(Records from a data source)
________________________
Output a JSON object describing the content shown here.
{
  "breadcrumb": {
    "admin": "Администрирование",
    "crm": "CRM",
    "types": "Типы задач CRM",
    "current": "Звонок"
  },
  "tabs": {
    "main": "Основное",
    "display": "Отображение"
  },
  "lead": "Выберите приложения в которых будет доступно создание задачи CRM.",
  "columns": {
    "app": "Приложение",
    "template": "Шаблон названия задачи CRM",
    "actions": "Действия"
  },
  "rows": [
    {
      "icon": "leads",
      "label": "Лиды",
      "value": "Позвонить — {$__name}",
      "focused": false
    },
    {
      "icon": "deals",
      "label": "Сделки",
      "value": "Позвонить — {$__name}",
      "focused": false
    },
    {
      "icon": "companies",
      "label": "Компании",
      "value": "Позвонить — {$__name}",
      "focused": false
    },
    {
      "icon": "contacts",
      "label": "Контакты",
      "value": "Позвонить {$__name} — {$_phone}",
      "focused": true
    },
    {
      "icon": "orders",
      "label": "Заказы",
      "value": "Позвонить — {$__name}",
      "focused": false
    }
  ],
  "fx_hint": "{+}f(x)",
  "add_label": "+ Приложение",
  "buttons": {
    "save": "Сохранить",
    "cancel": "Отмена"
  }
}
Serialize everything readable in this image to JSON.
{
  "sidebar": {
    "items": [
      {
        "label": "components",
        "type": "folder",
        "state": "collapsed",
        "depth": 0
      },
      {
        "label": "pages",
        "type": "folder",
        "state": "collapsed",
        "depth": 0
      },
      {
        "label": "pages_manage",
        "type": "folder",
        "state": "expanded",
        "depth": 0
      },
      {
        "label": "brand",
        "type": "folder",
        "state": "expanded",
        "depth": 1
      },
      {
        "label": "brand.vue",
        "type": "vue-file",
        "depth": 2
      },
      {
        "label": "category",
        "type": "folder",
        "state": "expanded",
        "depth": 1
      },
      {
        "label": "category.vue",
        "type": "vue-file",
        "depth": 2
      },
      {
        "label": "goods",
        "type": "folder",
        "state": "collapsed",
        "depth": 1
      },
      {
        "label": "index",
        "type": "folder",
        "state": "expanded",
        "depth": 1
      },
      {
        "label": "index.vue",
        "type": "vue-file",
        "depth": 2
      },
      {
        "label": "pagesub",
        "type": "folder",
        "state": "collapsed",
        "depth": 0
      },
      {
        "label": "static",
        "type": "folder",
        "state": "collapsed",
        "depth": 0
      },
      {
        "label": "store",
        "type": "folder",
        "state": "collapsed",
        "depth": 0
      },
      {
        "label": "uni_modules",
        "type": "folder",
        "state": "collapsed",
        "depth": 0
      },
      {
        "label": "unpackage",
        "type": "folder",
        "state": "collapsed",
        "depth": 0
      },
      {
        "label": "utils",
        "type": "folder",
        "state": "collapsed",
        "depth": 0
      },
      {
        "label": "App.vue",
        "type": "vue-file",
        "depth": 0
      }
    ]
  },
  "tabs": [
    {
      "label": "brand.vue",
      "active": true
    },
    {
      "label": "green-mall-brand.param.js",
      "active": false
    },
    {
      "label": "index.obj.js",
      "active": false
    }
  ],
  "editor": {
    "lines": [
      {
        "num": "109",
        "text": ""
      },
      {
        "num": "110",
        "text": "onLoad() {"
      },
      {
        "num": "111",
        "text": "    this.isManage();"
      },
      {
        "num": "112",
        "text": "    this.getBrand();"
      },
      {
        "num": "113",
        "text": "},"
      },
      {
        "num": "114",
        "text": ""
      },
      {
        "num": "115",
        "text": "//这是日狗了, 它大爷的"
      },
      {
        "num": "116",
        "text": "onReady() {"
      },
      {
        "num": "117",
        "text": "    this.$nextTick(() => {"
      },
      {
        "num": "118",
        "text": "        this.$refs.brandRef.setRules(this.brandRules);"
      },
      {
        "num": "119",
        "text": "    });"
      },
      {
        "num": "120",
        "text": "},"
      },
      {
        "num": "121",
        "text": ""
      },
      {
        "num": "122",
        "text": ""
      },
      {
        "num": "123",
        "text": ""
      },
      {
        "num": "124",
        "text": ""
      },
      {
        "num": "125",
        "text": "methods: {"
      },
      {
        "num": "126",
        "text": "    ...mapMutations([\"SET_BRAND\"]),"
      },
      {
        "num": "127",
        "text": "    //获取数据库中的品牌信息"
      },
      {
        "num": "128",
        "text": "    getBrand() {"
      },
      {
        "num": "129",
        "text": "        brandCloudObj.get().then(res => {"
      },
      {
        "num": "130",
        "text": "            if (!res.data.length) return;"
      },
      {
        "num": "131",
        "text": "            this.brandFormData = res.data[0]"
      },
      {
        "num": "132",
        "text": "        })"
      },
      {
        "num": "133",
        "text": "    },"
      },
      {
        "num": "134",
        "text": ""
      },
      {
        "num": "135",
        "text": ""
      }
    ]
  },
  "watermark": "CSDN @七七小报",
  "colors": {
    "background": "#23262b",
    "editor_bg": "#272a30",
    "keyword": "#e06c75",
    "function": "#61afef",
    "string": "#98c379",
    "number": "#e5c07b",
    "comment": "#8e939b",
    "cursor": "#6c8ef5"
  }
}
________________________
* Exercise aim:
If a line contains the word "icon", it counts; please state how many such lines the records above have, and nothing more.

* Response area:
5